The Western press routinely characterizes as terrorism virtually all Palestinian violence against Israelis (even against Israeli occupation forces within Palestine), while the Arab press routinely characterizes as terrorism virtually all Israeli violence against Palestinians. Only this formulation would accommodate both characterizations, as well as most others. However, the word has been so devalued that even violence is no longer an essential prerequisite for its use. In recently announcing a multi-billion dollar lawsuit against 10 international tobacco companies, a Saudi Arabian lawyer told the press: We will demand tobacco firms be included on the lists of terrorists and those financing and sponsoring terrorism because of the large number of victims smoking has claimed the world over.
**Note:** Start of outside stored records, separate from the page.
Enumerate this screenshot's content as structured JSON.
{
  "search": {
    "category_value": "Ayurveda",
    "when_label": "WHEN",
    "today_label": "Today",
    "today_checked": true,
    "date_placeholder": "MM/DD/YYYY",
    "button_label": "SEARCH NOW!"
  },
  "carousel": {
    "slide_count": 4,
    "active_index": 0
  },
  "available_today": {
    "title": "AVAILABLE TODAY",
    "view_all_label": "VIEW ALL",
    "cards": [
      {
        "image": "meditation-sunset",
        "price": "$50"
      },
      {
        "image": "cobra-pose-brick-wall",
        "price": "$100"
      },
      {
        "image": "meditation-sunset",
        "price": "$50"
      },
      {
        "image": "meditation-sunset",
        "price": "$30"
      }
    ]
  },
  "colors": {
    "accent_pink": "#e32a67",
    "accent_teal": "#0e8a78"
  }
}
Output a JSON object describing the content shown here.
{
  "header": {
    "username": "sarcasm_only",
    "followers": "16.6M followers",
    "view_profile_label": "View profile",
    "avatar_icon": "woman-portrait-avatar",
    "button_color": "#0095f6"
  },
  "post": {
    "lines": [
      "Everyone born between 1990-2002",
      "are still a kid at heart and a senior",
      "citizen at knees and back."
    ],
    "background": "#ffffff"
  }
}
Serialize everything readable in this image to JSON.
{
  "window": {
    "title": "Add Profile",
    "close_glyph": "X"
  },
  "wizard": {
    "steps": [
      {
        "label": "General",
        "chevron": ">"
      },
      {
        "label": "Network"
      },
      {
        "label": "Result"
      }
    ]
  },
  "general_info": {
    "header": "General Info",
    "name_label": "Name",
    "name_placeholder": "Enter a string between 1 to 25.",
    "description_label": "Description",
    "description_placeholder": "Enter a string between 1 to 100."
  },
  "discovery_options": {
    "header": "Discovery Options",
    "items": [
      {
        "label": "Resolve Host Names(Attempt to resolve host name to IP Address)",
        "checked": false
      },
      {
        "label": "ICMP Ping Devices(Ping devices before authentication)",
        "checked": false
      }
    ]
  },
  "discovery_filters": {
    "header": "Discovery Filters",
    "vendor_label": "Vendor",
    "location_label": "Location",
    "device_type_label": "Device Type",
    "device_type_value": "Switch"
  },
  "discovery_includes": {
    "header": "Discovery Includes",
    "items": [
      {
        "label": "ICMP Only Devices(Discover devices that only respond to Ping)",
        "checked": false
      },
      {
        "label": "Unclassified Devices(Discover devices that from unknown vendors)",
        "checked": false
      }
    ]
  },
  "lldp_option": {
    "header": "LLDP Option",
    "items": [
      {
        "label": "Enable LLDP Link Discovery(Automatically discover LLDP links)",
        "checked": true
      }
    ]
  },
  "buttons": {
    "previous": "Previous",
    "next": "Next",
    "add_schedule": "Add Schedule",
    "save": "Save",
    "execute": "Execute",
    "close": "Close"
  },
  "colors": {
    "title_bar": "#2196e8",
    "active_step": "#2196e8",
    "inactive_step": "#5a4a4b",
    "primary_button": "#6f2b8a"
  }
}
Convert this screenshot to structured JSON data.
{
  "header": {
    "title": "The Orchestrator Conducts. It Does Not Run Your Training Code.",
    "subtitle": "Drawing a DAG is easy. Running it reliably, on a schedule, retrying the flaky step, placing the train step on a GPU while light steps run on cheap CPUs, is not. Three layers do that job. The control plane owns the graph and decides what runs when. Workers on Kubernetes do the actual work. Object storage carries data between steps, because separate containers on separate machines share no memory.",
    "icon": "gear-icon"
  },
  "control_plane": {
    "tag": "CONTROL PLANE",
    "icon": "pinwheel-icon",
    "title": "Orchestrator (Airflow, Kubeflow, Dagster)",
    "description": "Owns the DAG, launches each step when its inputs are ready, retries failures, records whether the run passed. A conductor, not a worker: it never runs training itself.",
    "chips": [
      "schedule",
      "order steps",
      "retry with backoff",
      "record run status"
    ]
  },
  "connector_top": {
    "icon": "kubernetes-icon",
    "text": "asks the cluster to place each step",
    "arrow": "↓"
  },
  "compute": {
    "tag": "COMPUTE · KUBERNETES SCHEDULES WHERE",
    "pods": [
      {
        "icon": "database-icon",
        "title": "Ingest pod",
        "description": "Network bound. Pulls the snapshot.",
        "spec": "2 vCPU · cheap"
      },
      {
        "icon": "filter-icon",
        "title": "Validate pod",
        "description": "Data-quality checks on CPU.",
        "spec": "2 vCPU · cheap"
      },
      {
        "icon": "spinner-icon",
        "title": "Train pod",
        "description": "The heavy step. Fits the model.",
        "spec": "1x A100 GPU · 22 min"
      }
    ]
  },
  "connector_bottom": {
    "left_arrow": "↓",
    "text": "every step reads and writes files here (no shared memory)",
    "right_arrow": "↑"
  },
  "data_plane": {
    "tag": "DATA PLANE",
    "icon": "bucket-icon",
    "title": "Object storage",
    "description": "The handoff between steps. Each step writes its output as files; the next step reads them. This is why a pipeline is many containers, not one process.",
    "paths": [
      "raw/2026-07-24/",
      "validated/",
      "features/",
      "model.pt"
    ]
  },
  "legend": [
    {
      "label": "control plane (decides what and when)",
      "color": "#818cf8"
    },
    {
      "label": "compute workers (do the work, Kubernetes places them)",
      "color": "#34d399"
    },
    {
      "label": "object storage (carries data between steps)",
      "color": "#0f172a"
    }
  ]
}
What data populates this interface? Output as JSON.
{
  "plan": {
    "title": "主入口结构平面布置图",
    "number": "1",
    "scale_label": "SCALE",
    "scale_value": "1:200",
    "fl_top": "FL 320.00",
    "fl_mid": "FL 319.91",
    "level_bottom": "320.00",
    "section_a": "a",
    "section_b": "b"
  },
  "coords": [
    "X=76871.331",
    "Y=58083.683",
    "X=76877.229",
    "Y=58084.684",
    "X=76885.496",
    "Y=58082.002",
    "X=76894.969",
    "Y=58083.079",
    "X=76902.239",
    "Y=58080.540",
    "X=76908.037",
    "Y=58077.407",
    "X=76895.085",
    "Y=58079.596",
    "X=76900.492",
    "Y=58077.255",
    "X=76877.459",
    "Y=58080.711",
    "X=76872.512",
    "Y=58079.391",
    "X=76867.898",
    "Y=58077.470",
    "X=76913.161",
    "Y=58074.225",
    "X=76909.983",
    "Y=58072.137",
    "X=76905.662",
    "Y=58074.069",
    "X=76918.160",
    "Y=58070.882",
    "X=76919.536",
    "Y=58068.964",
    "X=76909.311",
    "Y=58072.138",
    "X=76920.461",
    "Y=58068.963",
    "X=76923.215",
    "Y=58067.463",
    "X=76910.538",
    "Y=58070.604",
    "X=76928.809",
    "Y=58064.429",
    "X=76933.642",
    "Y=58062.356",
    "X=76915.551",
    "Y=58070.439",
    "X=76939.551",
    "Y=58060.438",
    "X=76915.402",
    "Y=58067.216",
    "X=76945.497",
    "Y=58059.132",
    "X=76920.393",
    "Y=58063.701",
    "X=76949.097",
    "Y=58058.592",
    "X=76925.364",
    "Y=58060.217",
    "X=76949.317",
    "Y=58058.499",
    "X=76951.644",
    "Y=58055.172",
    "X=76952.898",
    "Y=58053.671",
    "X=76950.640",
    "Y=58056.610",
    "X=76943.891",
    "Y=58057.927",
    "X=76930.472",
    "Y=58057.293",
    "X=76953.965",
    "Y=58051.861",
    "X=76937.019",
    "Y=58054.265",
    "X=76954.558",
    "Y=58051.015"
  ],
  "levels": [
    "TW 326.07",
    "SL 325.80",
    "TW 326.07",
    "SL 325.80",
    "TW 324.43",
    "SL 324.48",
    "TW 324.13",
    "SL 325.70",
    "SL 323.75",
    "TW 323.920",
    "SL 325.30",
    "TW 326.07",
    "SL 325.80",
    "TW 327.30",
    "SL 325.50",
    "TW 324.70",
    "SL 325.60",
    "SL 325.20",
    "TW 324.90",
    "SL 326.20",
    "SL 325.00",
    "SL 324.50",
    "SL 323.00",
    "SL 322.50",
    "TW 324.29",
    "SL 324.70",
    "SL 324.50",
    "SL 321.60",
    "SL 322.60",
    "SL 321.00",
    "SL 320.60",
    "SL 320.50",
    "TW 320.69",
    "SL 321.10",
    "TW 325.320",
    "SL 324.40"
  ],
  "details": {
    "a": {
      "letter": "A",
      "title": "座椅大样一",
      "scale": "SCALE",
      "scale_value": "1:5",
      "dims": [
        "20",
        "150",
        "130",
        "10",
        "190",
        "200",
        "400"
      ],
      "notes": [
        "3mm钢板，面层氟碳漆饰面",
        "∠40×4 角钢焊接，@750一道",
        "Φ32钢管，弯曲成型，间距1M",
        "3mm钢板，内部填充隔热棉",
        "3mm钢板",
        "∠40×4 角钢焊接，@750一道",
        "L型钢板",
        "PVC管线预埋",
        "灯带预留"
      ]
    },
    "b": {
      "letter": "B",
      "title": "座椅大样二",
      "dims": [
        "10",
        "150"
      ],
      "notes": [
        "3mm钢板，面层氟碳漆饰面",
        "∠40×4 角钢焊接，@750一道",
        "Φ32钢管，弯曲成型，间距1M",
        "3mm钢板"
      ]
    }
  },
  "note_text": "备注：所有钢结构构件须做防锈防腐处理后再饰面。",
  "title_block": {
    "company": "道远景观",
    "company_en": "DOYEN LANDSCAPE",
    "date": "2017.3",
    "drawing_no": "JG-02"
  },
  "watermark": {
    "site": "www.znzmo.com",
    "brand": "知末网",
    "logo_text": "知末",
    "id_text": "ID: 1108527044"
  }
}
If everyone recognized the word terrorism is fundamentally an epithet and a term of abuse, with no intrinsic meaning, there would be no more reason to worry about the word now than prior to Sept. 11. However, with the United States relying on the word to assert, apparently, an absolute right to attack any country it dislikes (for the most part, countries Israel dislikes) and with President Bush repeatedly menacing that either you're with us or you're with the terrorists (which effectively means, either you make our enemies your enemies or you'll be our enemy - and you know what we do to our enemies), many people around the world must feel a genuine sense of terror (dictionary definition: a state of intense fear) as to where the United States is taking the rest of the world.

Meanwhile, in America itself, the Bush Administration appears to be feeding the US Constitution and America's traditions of civil liberties, due process and the rule of law into a shredder - mostly to domestic applause or acquiescence. Who would have imagined that 19 angry men armed only with knives could accomplish so much, provoking a response, beyond their wildest dreams, which threatens to be vastly more damaging to their enemies even than their own appalling acts? If the world is to avoid a descent into anarchy, in which the only rule is might makes right, every retaliation provokes a counter-retaliation and a genuine war of civilizations is ignited, the world - and particularly the United States - must recognize that terrorism is simply a word, a subjective epithet, not an objective reality and certainly not an excuse to suspend all the rules of international law and domestic civil liberties which have, until now, made at least some parts of our planet decent places to live.